The U.S. military newspaper Stars and Stripes reported on Tuesday that Yu-Gi-Oh! manga creator Kazuki Takahashi died trying to aid a U.S. Army officer in saving three people who were caught in a riptide at Mermaid’s Grotto in Onna, Okinawa.
U.S. Army Major Robert Bourgeau, a diving instructor, was trying to save an 11-year old girl, her mother, and a U.S. soldier who were trapped in a rip current about 100 meters from shore on July 4. Bourgeau was unaware that Takahashi tried to aid him in the rescue.
Bourgeau said Takahashi entered the water during the rescue, but he did not see Takahashi during the ordeal. Bourgeau’s diving students, whom he had met with just after 2:00 p.m. that day, caught glimpses of Takahashi until he disappeared beneath the waves.

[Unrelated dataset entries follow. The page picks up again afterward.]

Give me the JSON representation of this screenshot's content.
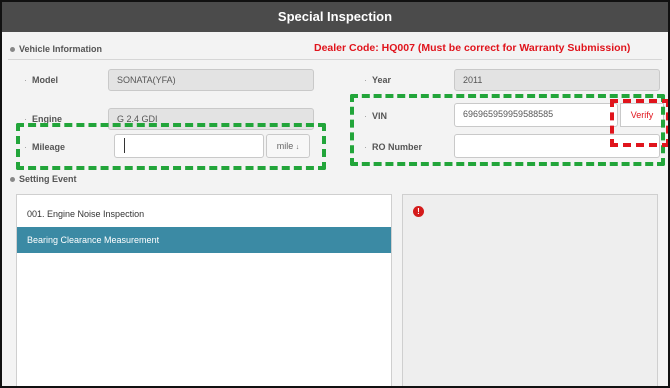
{
  "window": {
    "title": "Special Inspection"
  },
  "vehicle_info": {
    "heading": "Vehicle Information",
    "dealer_notice": "Dealer Code: HQ007  (Must be correct for Warranty Submission)",
    "model": {
      "label": "Model",
      "value": "SONATA(YFA)"
    },
    "engine": {
      "label": "Engine",
      "value": "G 2.4 GDI"
    },
    "mileage": {
      "label": "Mileage",
      "value": "",
      "unit": "mile"
    },
    "year": {
      "label": "Year",
      "value": "2011"
    },
    "vin": {
      "label": "VIN",
      "value": "696965959959588585"
    },
    "verify_label": "Verify",
    "ro_number": {
      "label": "RO Number",
      "value": ""
    }
  },
  "setting_event": {
    "heading": "Setting Event",
    "items": [
      {
        "label": "001. Engine Noise Inspection",
        "selected": false
      },
      {
        "label": "Bearing Clearance Measurement",
        "selected": true
      }
    ]
  },
  "detail_panel": {
    "alert_icon": "exclamation-circle-icon"
  },
  "colors": {
    "title_bar": "#4b4b4b",
    "dealer_text": "#e0141c",
    "selected_row": "#3b8aa4",
    "green_highlight": "#22a53a",
    "red_highlight": "#e0141c"
  }
}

The spokesman for Japan Coast Guard declined to confirm that Takahashi indeed participated in the rescue attempt, but several sworn witness statements provided by the Army detailed his actions that day. Takahashi’s autopsy also concluded that he died of drowning, and that there were no signs of foul play.
Bourgeau was recognized by the U.S Army for saving the three people. His command nominated him in September for the Soldier’s Medal, which recognizes acts of heroism not involving actual conflict with an enemy. Bourgeau said Takahashi is a hero and that “he died trying to save someone else.”

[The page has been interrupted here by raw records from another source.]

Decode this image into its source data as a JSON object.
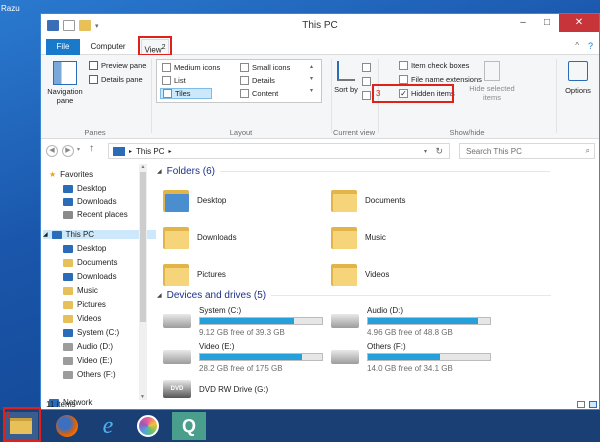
{
  "desktop": {
    "label": "Razu"
  },
  "window": {
    "title": "This PC",
    "min": "–",
    "max": "□",
    "close": "✕"
  },
  "tabs": {
    "file": "File",
    "computer": "Computer",
    "view": "View",
    "view_step": "2"
  },
  "ribbon": {
    "navigation_pane": "Navigation pane",
    "preview_pane": "Preview pane",
    "details_pane": "Details pane",
    "panes_group": "Panes",
    "layout": [
      "Medium icons",
      "Small icons",
      "List",
      "Details",
      "Tiles",
      "Content"
    ],
    "layout_group": "Layout",
    "sort_by": "Sort by",
    "current_view_group": "Current view",
    "item_check_boxes": "Item check boxes",
    "file_name_extensions": "File name extensions",
    "hidden_items": "Hidden items",
    "hidden_step": "3",
    "hide_selected": "Hide selected items",
    "options": "Options",
    "showhide_group": "Show/hide"
  },
  "address": {
    "location": "This PC",
    "search_placeholder": "Search This PC"
  },
  "nav": {
    "favorites": "Favorites",
    "fav_items": [
      "Desktop",
      "Downloads",
      "Recent places"
    ],
    "this_pc": "This PC",
    "pc_items": [
      "Desktop",
      "Documents",
      "Downloads",
      "Music",
      "Pictures",
      "Videos",
      "System (C:)",
      "Audio (D:)",
      "Video (E:)",
      "Others (F:)"
    ],
    "network": "Network"
  },
  "folders_header": "Folders (6)",
  "folders": [
    "Desktop",
    "Documents",
    "Downloads",
    "Music",
    "Pictures",
    "Videos"
  ],
  "devices_header": "Devices and drives (5)",
  "drives": [
    {
      "name": "System (C:)",
      "free": "9.12 GB free of 39.3 GB",
      "used": 0.77
    },
    {
      "name": "Audio (D:)",
      "free": "4.96 GB free of 48.8 GB",
      "used": 0.9
    },
    {
      "name": "Video (E:)",
      "free": "28.2 GB free of 175 GB",
      "used": 0.84
    },
    {
      "name": "Others (F:)",
      "free": "14.0 GB free of 34.1 GB",
      "used": 0.59
    }
  ],
  "dvd": {
    "name": "DVD RW Drive (G:)",
    "label": "DVD"
  },
  "status": "11 items",
  "taskbar": {
    "q_label": "Q",
    "step": "1"
  },
  "colors": {
    "accent": "#1979ca",
    "highlight": "#e0201b",
    "drive_bar": "#26a0da"
  }
}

Takahashi’s Yu-Gi-Oh! manga ran in Weekly Shonen Jump from 1996 to 2004. The manga launched an international hit franchise that continues to this day with card games, anime, toys, and newer manga series. Takahashi won Comic-Con International’s Inkpot Award in July 2015. The award recognizes individuals for outstanding contributions to comics, science fiction and fantasy, film, television, animation, and fandom.

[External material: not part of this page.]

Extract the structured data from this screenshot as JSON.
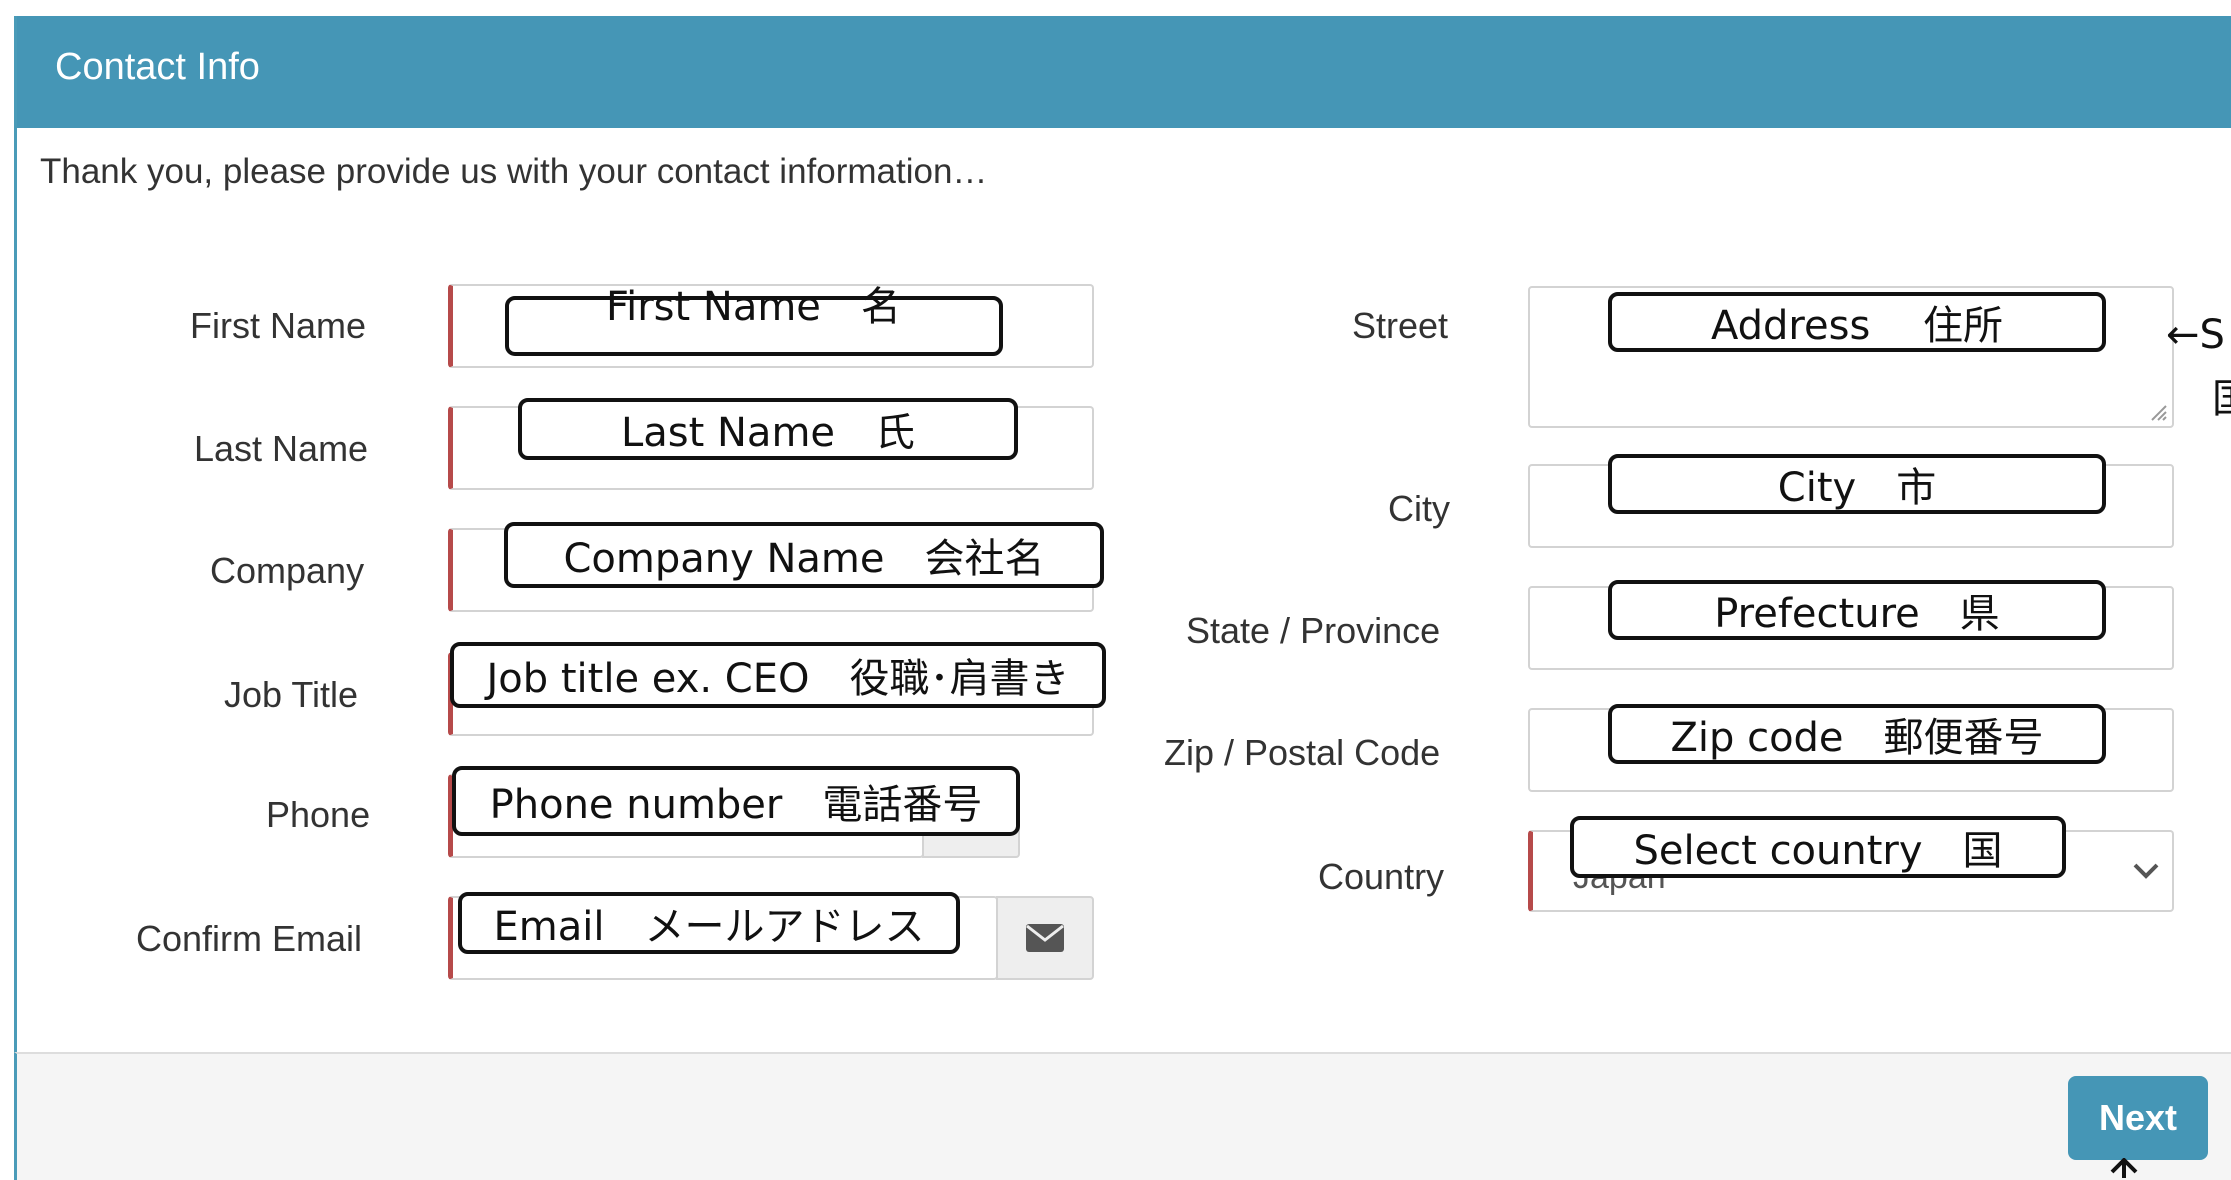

Takahashi also drew The Comiq manga, which comemmorated the 50th anniversary of Shueisha‘s Weekly Shonen Jump magazine in 2018. Viz Media published the manga digitally. Takahashi drew the Secret Reverse Marvel Comics manga collaboration, which Viz Media also released.
Source: Stars and Stripes (Matthew M. Burke)